One of the things that I love about blogging is meeting fascinating people that have a common interest in disruptive leadership topics. Last week a gentleman by the name of Thomas Thurston got in touch with me after he read A Lesson Learned. Thomas had also previously worked for Intel (INTC) and was involved with some of the same emerging market projects.
The highlight of meeting Thomas was his story. He created a fairly simple model from Clayton Christensen’s theory on disruptive innovation that could predict, with 85% accuracy, whether a business venture would succeed or fail. His model caught the attention of Clayton himself at Harvard Business School (HBS) who asked him to join him for a full year fellowship at HBS, fully paid for by Intel. He then took that same model and used it to create a stock portfolio that is wildly successful (more on that later).
Thomas worked in the New Business Initiatives (NBI) group at Intel. NBI was then part of Intel Capital, Intel’s “venture capital” group that invests billions of dollars in external companies. NBI’s charter was to fund and incubate business and products internal to Intel. Individuals and groups that had a product or business idea could present their proposal to Intel Capital, and if it was approved for investment, was put into NBI.
Thomas, like myself, was fascinated by Clayton Christenson’s theories on disruption. He used disruptive innovation theory to see whether a predictive model could be created to evaluate which of the business ventures in NBI would succeed or fail. He looked at 48 initiatives over a 10 year period. He was able to get access to the original Power Point proposals that had been approved, and based on the information from these proposals, put him through his model.
He had two basic variables. The first was whether the venture was a “sustaining” business or disruption. A sustaining business is one that positions itself as having better performance than existing competitors, or “incumbents,” in that market. If it was a disruptive business, then it was either a low-end disruption (a business that had less performance than other products in the existing market but was more affordable and provided some unique value) or new disruption.
The second variable was whether Intel was a new entrant or an incumbent in the market. If Intel went into a brand new market were there are already incumbent businesses, then Intel was a new entrant. They were considered an incumbent if they were already in that particular market.
He then looked at each of these 48 ventures to see if they were successful (e.g. growing and profitable) or failures (losing money or shut down). It turned out the model was 85% accurate for predicting whether a venture would succeed or not. About 10% of the businesses Intel funded succeeded, which is not atypical for new ventures. One caveat is that Intel sometimes killed a venture that might have been successful, which may have skewed the results slightly.
Looking deeper into the findings is even more instructive. If a project was a sustaining venture and Intel was the incumbent, then Intel was very likely to succeed. If Intel was a new entrant in an existing market with other existing incumbents, than Intel was very likely to fail.

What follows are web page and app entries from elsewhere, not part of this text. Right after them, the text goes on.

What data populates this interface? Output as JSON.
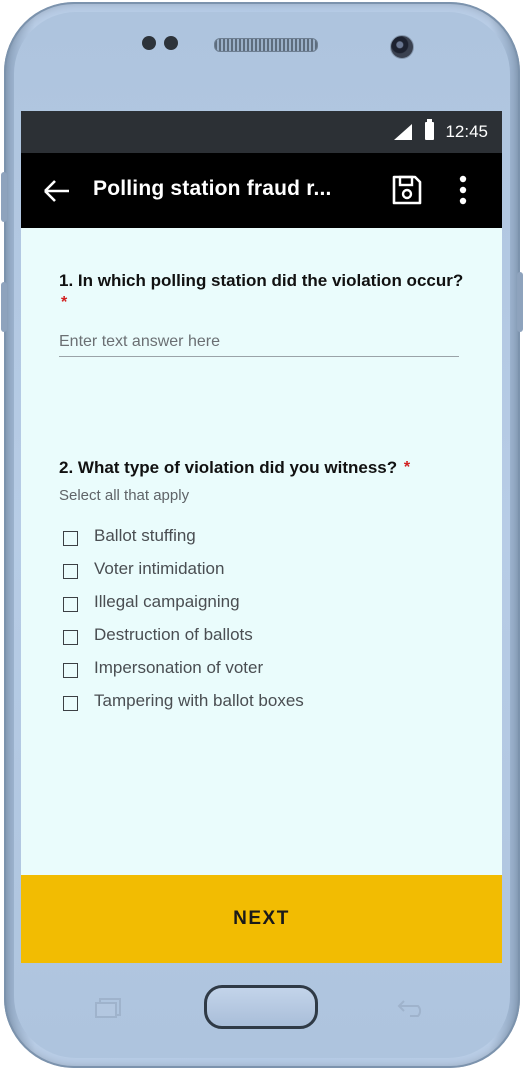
{
  "status_bar": {
    "time": "12:45",
    "signal_icon": "signal-icon",
    "battery_icon": "battery-icon"
  },
  "app_bar": {
    "title": "Polling station fraud r...",
    "back_icon": "arrow-left-icon",
    "save_icon": "save-icon",
    "more_icon": "more-vertical-icon"
  },
  "form": {
    "question1": {
      "text": "1. In which polling station did the violation occur?",
      "required_mark": "*",
      "placeholder": "Enter text answer here",
      "value": ""
    },
    "question2": {
      "text": "2. What type of violation did you witness?",
      "required_mark": "*",
      "hint": "Select all that apply",
      "options": [
        {
          "label": "Ballot stuffing",
          "checked": false
        },
        {
          "label": "Voter intimidation",
          "checked": false
        },
        {
          "label": "Illegal campaigning",
          "checked": false
        },
        {
          "label": "Destruction of ballots",
          "checked": false
        },
        {
          "label": "Impersonation of voter",
          "checked": false
        },
        {
          "label": "Tampering with ballot boxes",
          "checked": false
        }
      ]
    }
  },
  "footer": {
    "next_label": "NEXT"
  },
  "colors": {
    "app_bar": "#000000",
    "status_bar": "#2c3035",
    "screen_background": "#eafcfc",
    "accent": "#f2bc02",
    "required": "#d22020"
  }
}
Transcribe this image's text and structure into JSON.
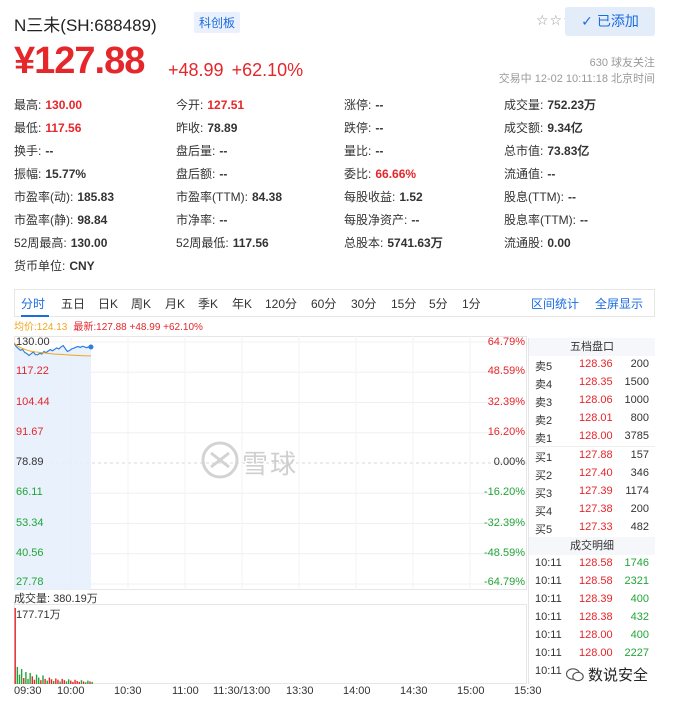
{
  "header": {
    "stock_name": "N三未(SH:688489)",
    "board_tag": "科创板",
    "star_label": "☆☆☆",
    "add_button_label": "已添加"
  },
  "price": {
    "current": "¥127.88",
    "change": "+48.99",
    "change_pct": "+62.10%",
    "followers": "630 球友关注",
    "trade_time": "交易中 12-02 10:11:18 北京时间"
  },
  "quote": [
    [
      {
        "label": "最高:",
        "value": "130.00",
        "color": "red"
      },
      {
        "label": "今开:",
        "value": "127.51",
        "color": "red"
      },
      {
        "label": "涨停:",
        "value": "--",
        "color": ""
      },
      {
        "label": "成交量:",
        "value": "752.23万",
        "color": ""
      }
    ],
    [
      {
        "label": "最低:",
        "value": "117.56",
        "color": "red"
      },
      {
        "label": "昨收:",
        "value": "78.89",
        "color": ""
      },
      {
        "label": "跌停:",
        "value": "--",
        "color": ""
      },
      {
        "label": "成交额:",
        "value": "9.34亿",
        "color": ""
      }
    ],
    [
      {
        "label": "换手:",
        "value": "--",
        "color": ""
      },
      {
        "label": "盘后量:",
        "value": "--",
        "color": ""
      },
      {
        "label": "量比:",
        "value": "--",
        "color": ""
      },
      {
        "label": "总市值:",
        "value": "73.83亿",
        "color": ""
      }
    ],
    [
      {
        "label": "振幅:",
        "value": "15.77%",
        "color": ""
      },
      {
        "label": "盘后额:",
        "value": "--",
        "color": ""
      },
      {
        "label": "委比:",
        "value": "66.66%",
        "color": "red"
      },
      {
        "label": "流通值:",
        "value": "--",
        "color": ""
      }
    ],
    [
      {
        "label": "市盈率(动):",
        "value": "185.83",
        "color": ""
      },
      {
        "label": "市盈率(TTM):",
        "value": "84.38",
        "color": ""
      },
      {
        "label": "每股收益:",
        "value": "1.52",
        "color": ""
      },
      {
        "label": "股息(TTM):",
        "value": "--",
        "color": ""
      }
    ],
    [
      {
        "label": "市盈率(静):",
        "value": "98.84",
        "color": ""
      },
      {
        "label": "市净率:",
        "value": "--",
        "color": ""
      },
      {
        "label": "每股净资产:",
        "value": "--",
        "color": ""
      },
      {
        "label": "股息率(TTM):",
        "value": "--",
        "color": ""
      }
    ],
    [
      {
        "label": "52周最高:",
        "value": "130.00",
        "color": ""
      },
      {
        "label": "52周最低:",
        "value": "117.56",
        "color": ""
      },
      {
        "label": "总股本:",
        "value": "5741.63万",
        "color": ""
      },
      {
        "label": "流通股:",
        "value": "0.00",
        "color": ""
      }
    ],
    [
      {
        "label": "货币单位:",
        "value": "CNY",
        "color": ""
      }
    ]
  ],
  "tabs": [
    "分时",
    "五日",
    "日K",
    "周K",
    "月K",
    "季K",
    "年K",
    "120分",
    "60分",
    "30分",
    "15分",
    "5分",
    "1分"
  ],
  "tab_right": [
    "区间统计",
    "全屏显示"
  ],
  "chart_info": {
    "avg": "均价:124.13",
    "latest": "最新:127.88 +48.99 +62.10%"
  },
  "chart_data": {
    "type": "line",
    "y_left_labels": [
      "130.00",
      "117.22",
      "104.44",
      "91.67",
      "78.89",
      "66.11",
      "53.34",
      "40.56",
      "27.78"
    ],
    "y_right_labels": [
      "64.79%",
      "48.59%",
      "32.39%",
      "16.20%",
      "0.00%",
      "-16.20%",
      "-32.39%",
      "-48.59%",
      "-64.79%"
    ],
    "x_labels": [
      "09:30",
      "10:00",
      "10:30",
      "11:00",
      "11:30/13:00",
      "13:30",
      "14:00",
      "14:30",
      "15:00",
      "15:30"
    ],
    "ylim": [
      27.78,
      130.0
    ],
    "price_series": [
      129.6,
      128.1,
      127.3,
      126.5,
      126.9,
      125.6,
      125.1,
      124.3,
      125.0,
      125.8,
      124.7,
      124.6,
      125.2,
      124.9,
      126.0,
      125.5,
      126.2,
      126.8,
      126.3,
      126.9,
      127.5,
      127.1,
      127.9,
      128.5,
      127.2,
      126.0,
      126.4,
      127.1,
      127.4,
      127.8,
      128.1,
      127.7,
      128.2,
      127.9,
      127.6,
      128.0,
      127.88
    ],
    "avg_series": [
      129.6,
      128.8,
      128.2,
      127.6,
      127.3,
      126.9,
      126.6,
      126.3,
      126.1,
      126.0,
      125.8,
      125.7,
      125.6,
      125.5,
      125.4,
      125.3,
      125.2,
      125.1,
      125.0,
      124.9,
      124.85,
      124.8,
      124.75,
      124.7,
      124.6,
      124.55,
      124.5,
      124.45,
      124.4,
      124.35,
      124.3,
      124.25,
      124.2,
      124.18,
      124.16,
      124.14,
      124.13
    ],
    "volume_label": "成交量: 380.19万",
    "volume_max_label": "177.71万",
    "volume_max": 177.71,
    "volumes": [
      177.71,
      40,
      22,
      35,
      14,
      28,
      12,
      26,
      18,
      10,
      22,
      15,
      9,
      20,
      12,
      8,
      15,
      11,
      7,
      13,
      10,
      6,
      12,
      9,
      6,
      11,
      8,
      5,
      10,
      7,
      5,
      9,
      6,
      4,
      8,
      6,
      5
    ]
  },
  "orderbook": {
    "title": "五档盘口",
    "rows": [
      {
        "side": "卖5",
        "price": "128.36",
        "qty": "200"
      },
      {
        "side": "卖4",
        "price": "128.35",
        "qty": "1500"
      },
      {
        "side": "卖3",
        "price": "128.06",
        "qty": "1000"
      },
      {
        "side": "卖2",
        "price": "128.01",
        "qty": "800"
      },
      {
        "side": "卖1",
        "price": "128.00",
        "qty": "3785"
      },
      {
        "side": "买1",
        "price": "127.88",
        "qty": "157"
      },
      {
        "side": "买2",
        "price": "127.40",
        "qty": "346"
      },
      {
        "side": "买3",
        "price": "127.39",
        "qty": "1174"
      },
      {
        "side": "买4",
        "price": "127.38",
        "qty": "200"
      },
      {
        "side": "买5",
        "price": "127.33",
        "qty": "482"
      }
    ]
  },
  "trades": {
    "title": "成交明细",
    "rows": [
      {
        "time": "10:11",
        "price": "128.58",
        "qty": "1746",
        "dir": "green"
      },
      {
        "time": "10:11",
        "price": "128.58",
        "qty": "2321",
        "dir": "green"
      },
      {
        "time": "10:11",
        "price": "128.39",
        "qty": "400",
        "dir": "green"
      },
      {
        "time": "10:11",
        "price": "128.38",
        "qty": "432",
        "dir": "green"
      },
      {
        "time": "10:11",
        "price": "128.00",
        "qty": "400",
        "dir": "green"
      },
      {
        "time": "10:11",
        "price": "128.00",
        "qty": "2227",
        "dir": "green"
      },
      {
        "time": "10:11",
        "price": "",
        "qty": "",
        "dir": "green"
      }
    ]
  },
  "watermark": "雪球",
  "wechat_label": "数说安全",
  "colors": {
    "up": "#e5262b",
    "down": "#22a538",
    "accent": "#1b6ce0",
    "avg": "#f0a61b"
  }
}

If the project was disruptive to an existing market where Intel was an incumbent, then Intel was effectively disrupting itself, and would typically fail. Christensen’s theory says that an incumbent with a disruption to its own business will only succeed if the incumbent protects or firewalls the new business from its core business. If the venture is disruptive and its a new market, the venture is very likely to succeed.
I asked him about what his model predicted for the Classmate PC. He considered the Classmate PC a low-end disruption to notebook PC’s (e.g. as Thomas so eloquently put it: “Classmate PC was classified as disruptive because it was cheaper and worse then other notebooks.”) The Classmate PC led to the market for netbooks, creating a disruptive ecosystem to the notebook computer. Asus (AKCPF.PK) and Acer have been the primary beneficiaries of this disruption.
When Thomas sent his results to Clayton Christensen, Cristensen invited him to join him at Harvard Business School to continue his research. Intel fully paid for the fellowship. Thomas and Christensen subsequently looked at about 200 ventures at Intel and other companies. The ironic ending of this story is that after returning to Intel, NBI and Thomas were laid off as part of Intel’s many multiple downsizing initiatives. Whether Intel is still using this predictive model for evaluating ventures is unknown.
Thomas has since set up his own consulting company, Growth Science International, and has been expanding his research to encompass even more fascinating (and rewarding) ventures. He applied this same model as a methodology for picking stocks. According to Thomas, for a period of one year (August 1st 2008 to July 31 2009), a diversified portfolio of 30 or so stocks attained a whopping return of 60%! Compare that to the S&P return during that same period of minus 22% (keep in mind that this period of time straddles the worst economic crisis in decades). He mentioned that Clayton Christensen has developed a similar portfolio which is doing remarkably well.
Thomas has agreed to do a guest post for Disruptive Leadership and dive deeper into his results and methodologies. I, for one, look forward to that post.